Country
GDP per Capita: $2,700 GDP (USD Billions): 6.4 GDP Growth Rate: 0.1% Foreign Direct Investment: 216 $US Millions External Debt as a % of GDP: 25% Inflation (CPI): 2.6% Currency: 1 Latvian lat (LVL) = 100 santims USD Conversion Rate: 1 USD = 0.6100 LVL Population (Millions): 2.4 Population Growth Rate: -1.3% Labor Force (Millions): 1.4 % Growth in Labor Force:-1.3% Unemployment: 9.2% Language: Lettish, Lithuanian, Russian Major Industries: buses, vans, street and railroad cars, synthetic fibers, agricultural machinery Political System: parliamentary democracy Economic System: free market Literacy Rate: 100% Prime Minister Andris Skele; President Vaira Vike-Freiberga

Latvia
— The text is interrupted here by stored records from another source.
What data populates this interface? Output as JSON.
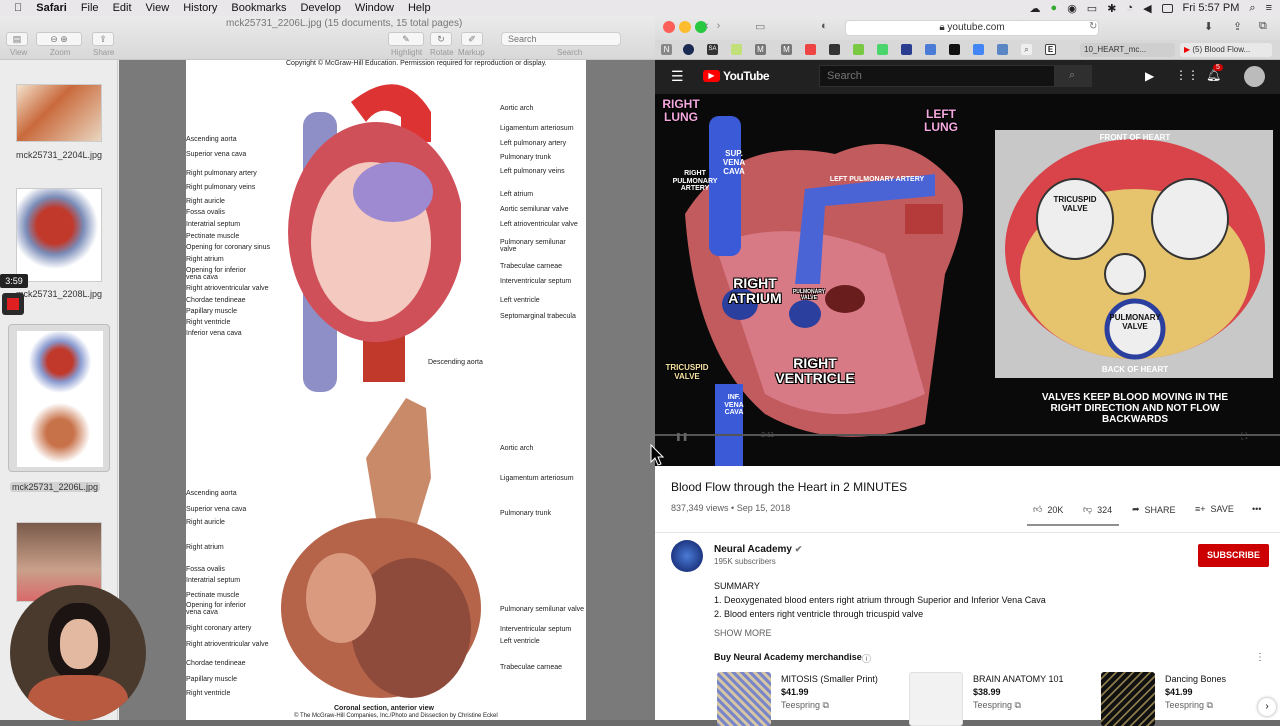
{
  "menubar": {
    "app": "Safari",
    "items": [
      "File",
      "Edit",
      "View",
      "History",
      "Bookmarks",
      "Develop",
      "Window",
      "Help"
    ],
    "clock": "Fri 5:57 PM"
  },
  "preview": {
    "title": "mck25731_2206L.jpg (15 documents, 15 total pages)",
    "toolbar": {
      "view": "View",
      "zoom": "Zoom",
      "share": "Share",
      "highlight": "Highlight",
      "rotate": "Rotate",
      "markup": "Markup",
      "search": "Search",
      "search_placeholder": "Search"
    },
    "thumbs": [
      "mck25731_2204L.jpg",
      "mck25731_2208L.jpg",
      "mck25731_2206L.jpg"
    ],
    "page": {
      "copyright_top": "Copyright © McGraw-Hill Education. Permission required for reproduction or display.",
      "left_labels_top": [
        "Ascending aorta",
        "Superior vena cava",
        "Right pulmonary artery",
        "Right pulmonary veins",
        "Right auricle",
        "Fossa ovalis",
        "Interatrial septum",
        "Pectinate muscle",
        "Opening for coronary sinus",
        "Right atrium",
        "Opening for inferior vena cava",
        "Right atrioventricular valve",
        "Chordae tendineae",
        "Papillary muscle",
        "Right ventricle",
        "Inferior vena cava"
      ],
      "right_labels_top": [
        "Aortic arch",
        "Ligamentum arteriosum",
        "Left pulmonary artery",
        "Pulmonary trunk",
        "Left pulmonary veins",
        "Left atrium",
        "Aortic semilunar valve",
        "Left atrioventricular valve",
        "Pulmonary semilunar valve",
        "Trabeculae carneae",
        "Interventricular septum",
        "Left ventricle",
        "Septomarginal trabecula"
      ],
      "descending_aorta": "Descending aorta",
      "left_labels_bottom": [
        "Ascending aorta",
        "Superior vena cava",
        "Right auricle",
        "Right atrium",
        "Fossa ovalis",
        "Interatrial septum",
        "Pectinate muscle",
        "Opening for inferior vena cava",
        "Right coronary artery",
        "Right atrioventricular valve",
        "Chordae tendineae",
        "Papillary muscle",
        "Right ventricle"
      ],
      "right_labels_bottom": [
        "Aortic arch",
        "Ligamentum arteriosum",
        "Pulmonary trunk",
        "Pulmonary semilunar valve",
        "Interventricular septum",
        "Left ventricle",
        "Trabeculae carneae"
      ],
      "caption": "Coronal section, anterior view",
      "caption_credit": "© The McGraw-Hill Companies, Inc./Photo and Dissection by Christine Eckel"
    },
    "timer": "3:59"
  },
  "safari": {
    "url": "youtube.com",
    "tabs": [
      "10_HEART_mc...",
      "(5) Blood Flow..."
    ],
    "bookmark_letters": [
      "N",
      "",
      "SA",
      "",
      "M",
      "M",
      "",
      "",
      "",
      "",
      "",
      "",
      "",
      "",
      "",
      "E"
    ]
  },
  "youtube": {
    "brand": "YouTube",
    "search_placeholder": "Search",
    "notif_count": "5",
    "video": {
      "right_lung": "RIGHT\nLUNG",
      "left_lung": "LEFT\nLUNG",
      "sup_vena_cava": "SUP.\nVENA\nCAVA",
      "right_pulm_artery": "RIGHT\nPULMONARY\nARTERY",
      "left_pulm_artery": "LEFT PULMONARY ARTERY",
      "pulm_artery": "PULMONARY ARTERY",
      "right_atrium": "RIGHT\nATRIUM",
      "pulmonary_valve_small": "PULMONARY\nVALVE",
      "right_ventricle": "RIGHT\nVENTRICLE",
      "tricuspid_valve": "TRICUSPID\nVALVE",
      "inf_vena_cava": "INF.\nVENA\nCAVA",
      "front_of_heart": "FRONT OF HEART",
      "tricuspid_valve_inset": "TRICUSPID\nVALVE",
      "pulmonary_valve_inset": "PULMONARY\nVALVE",
      "back_of_heart": "BACK OF HEART",
      "caption": "VALVES KEEP BLOOD MOVING IN THE RIGHT DIRECTION AND NOT FLOW BACKWARDS",
      "time_label": "2:11"
    },
    "title": "Blood Flow through the Heart in 2 MINUTES",
    "meta": "837,349 views • Sep 15, 2018",
    "likes": "20K",
    "dislikes": "324",
    "share": "SHARE",
    "save": "SAVE",
    "channel": "Neural Academy",
    "subscribers": "195K subscribers",
    "subscribe": "SUBSCRIBE",
    "description": [
      "SUMMARY",
      "1. Deoxygenated blood enters right atrium through Superior and Inferior Vena Cava",
      "2. Blood enters right ventricle through tricuspid valve"
    ],
    "show_more": "SHOW MORE",
    "merch_heading": "Buy Neural Academy merchandise",
    "merch": [
      {
        "name": "MITOSIS (Smaller Print)",
        "price": "$41.99",
        "seller": "Teespring"
      },
      {
        "name": "BRAIN ANATOMY 101",
        "price": "$38.99",
        "seller": "Teespring"
      },
      {
        "name": "Dancing Bones",
        "price": "$41.99",
        "seller": "Teespring"
      }
    ]
  }
}
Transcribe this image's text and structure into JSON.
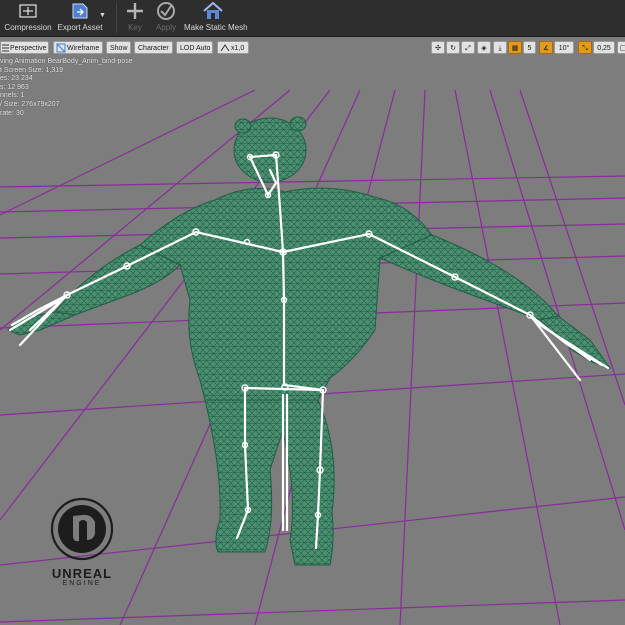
{
  "toolbar": {
    "compression": {
      "label": "Compression",
      "icon": "compression-icon"
    },
    "export_asset": {
      "label": "Export Asset",
      "icon": "export-icon"
    },
    "key": {
      "label": "Key",
      "icon": "plus-icon"
    },
    "apply": {
      "label": "Apply",
      "icon": "apply-icon"
    },
    "make_static_mesh": {
      "label": "Make Static Mesh",
      "icon": "house-icon"
    }
  },
  "viewport_toolbar": {
    "perspective": "Perspective",
    "wireframe": "Wireframe",
    "show": "Show",
    "character": "Character",
    "lod": "LOD Auto",
    "speed": "x1,0",
    "grid_snap": "5",
    "rotation_snap": "10°",
    "scale_snap": "0,25"
  },
  "info_overlay": [
    "ving Animation BearBody_Anim_bind-pose",
    "t Screen Size: 1,319",
    "es: 23 234",
    "s: 12 963",
    "nnels: 1",
    "/ Size: 276x79x207",
    "rate: 30"
  ],
  "logo": {
    "word": "UNREAL",
    "sub": "ENGINE"
  },
  "colors": {
    "viewport_bg": "#7d7d7d",
    "mesh_wire": "#2f7a5c",
    "mesh_fill": "#3f8e6c",
    "grid": "#8a2b9c",
    "bones": "#ffffff",
    "snap_active": "#e39a1d"
  }
}
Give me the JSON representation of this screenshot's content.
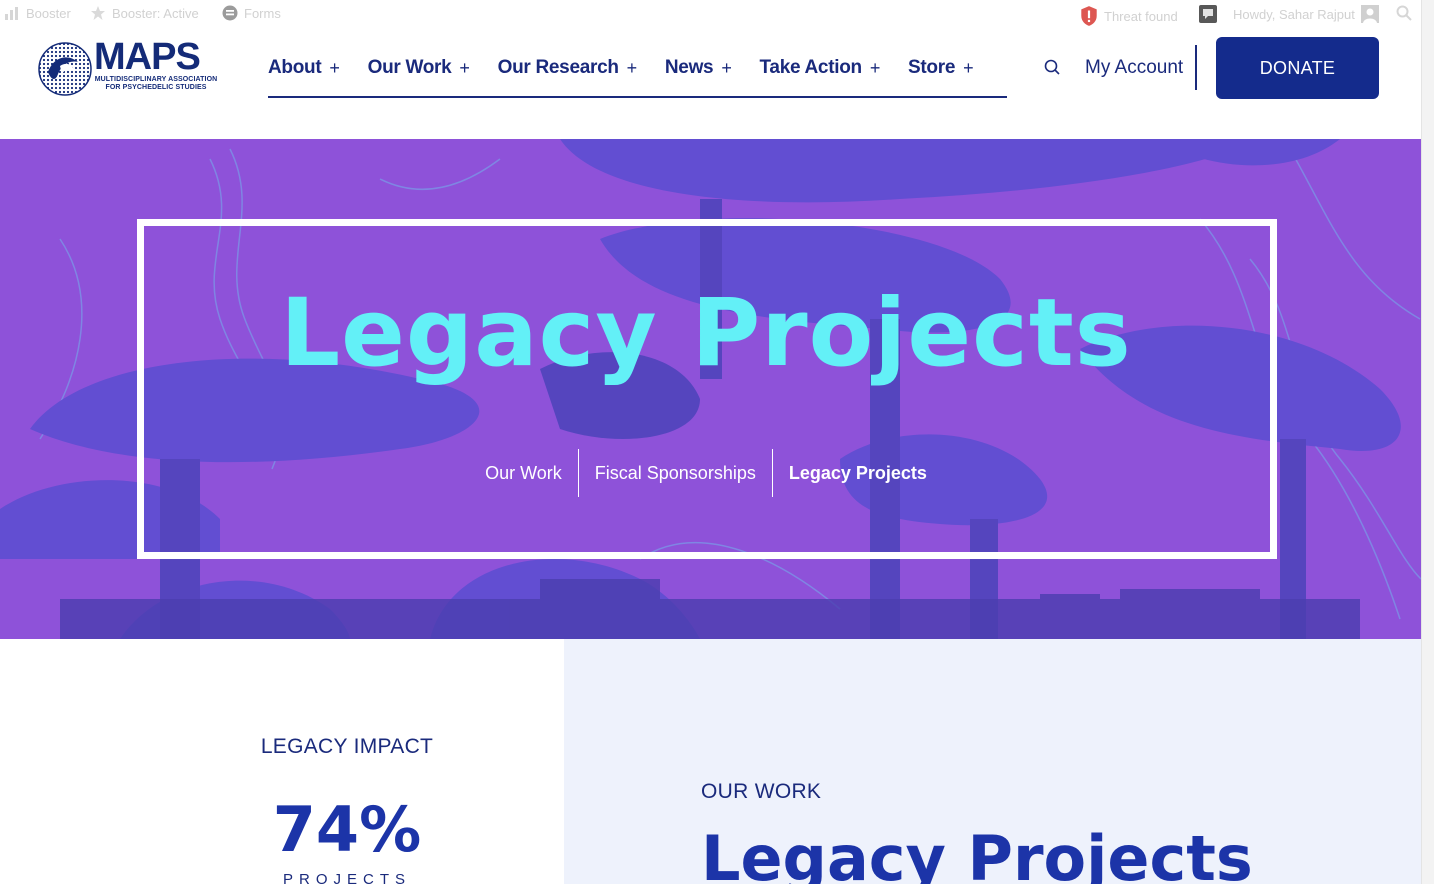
{
  "admin_bar": {
    "booster": "Booster",
    "booster_status": "Booster: Active",
    "forms": "Forms",
    "threat": "Threat found",
    "greeting": "Howdy, Sahar Rajput"
  },
  "header": {
    "logo_word": "MAPS",
    "logo_sub": "MULTIDISCIPLINARY ASSOCIATION FOR PSYCHEDELIC STUDIES",
    "nav": [
      {
        "label": "About",
        "plus": "+"
      },
      {
        "label": "Our Work",
        "plus": "+"
      },
      {
        "label": "Our Research",
        "plus": "+"
      },
      {
        "label": "News",
        "plus": "+"
      },
      {
        "label": "Take Action",
        "plus": "+"
      },
      {
        "label": "Store",
        "plus": "+"
      }
    ],
    "account": "My Account",
    "donate": "DONATE"
  },
  "hero": {
    "title": "Legacy Projects",
    "breadcrumbs": [
      "Our Work",
      "Fiscal Sponsorships",
      "Legacy Projects"
    ]
  },
  "impact": {
    "label": "LEGACY IMPACT",
    "value": "74%",
    "sub": "PROJECTS"
  },
  "our_work": {
    "label": "OUR WORK",
    "title": "Legacy Projects"
  },
  "colors": {
    "brand_navy": "#1a2a7c",
    "donate_bg": "#142b8c",
    "hero_purple": "#8c4fd6",
    "hero_title": "#63f0f7",
    "panel_bg": "#eef2fc"
  },
  "icons": {
    "search": "search-icon",
    "threat": "shield-alert-icon",
    "logo_mark": "globe-logo-icon"
  }
}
Developments in 1998 include an invitation to join the World Trade Organization (the first Baltic country invited), GDP growth of 3.6% (down from 6% in 1997), and reduced inflation at 4.7% (from 8.4% in 1997). The drop in GDP growth is largely attributable to the impact of Russia's financial crisis and reduced investment in emerging markets following the Asian financial troubles. Unofficial sanctions that Russia imposed in the spring initially hit Latvia's exporters. Russia is among Latvia's top three trade partners. but also prompted them to seek alternative markets. Latvia continued its strict fiscal and monetary policy, including its second balanced budget and had a 1.8% budget surplus. Its draft 1999 budget is based on conservative projections of 2% to 4% GDP growth and 4.5% inflation. Unemployment climbed to 9.2% in 1998, a considerable increase over the 6.7% rate in 1997. Latvia continued to have a high current account deficit, estimated at about 9%. Privatization of large state utilities. especially the energy sector. was postponed and is unlikely to resume before late 1999. EU accession remains Latvia's top priority, and Latvia expects to be invited to start EU accession talks by the end of 1999. Continued troubles in the Russian and East Asian economies probably will hold growth to around 2.5% in 1999. SOURCE: CIA FACTBOOK

Comment:

A Standard and Poor's credit rating measuring economic stability and capacity to absorb external adverse shocks (June 99) placed Latvia fourth among all Central and Eastern European countries. With few natural resources - Latvia looks to import all of its natural gas and oil needs and half of its electricity needs. 96% of all state enterprises have been privatised and the country has enjoyed one of the lowest inflation rates in the region over the past five years. To improve the business climate, the Government has recently reduced property tax and plans to simplify customs and licensing procedures and promote land market development. Among Latvia's main importing goods are: machinery and mechanical appliances, products of chemical and allied industries, and transport vehicles.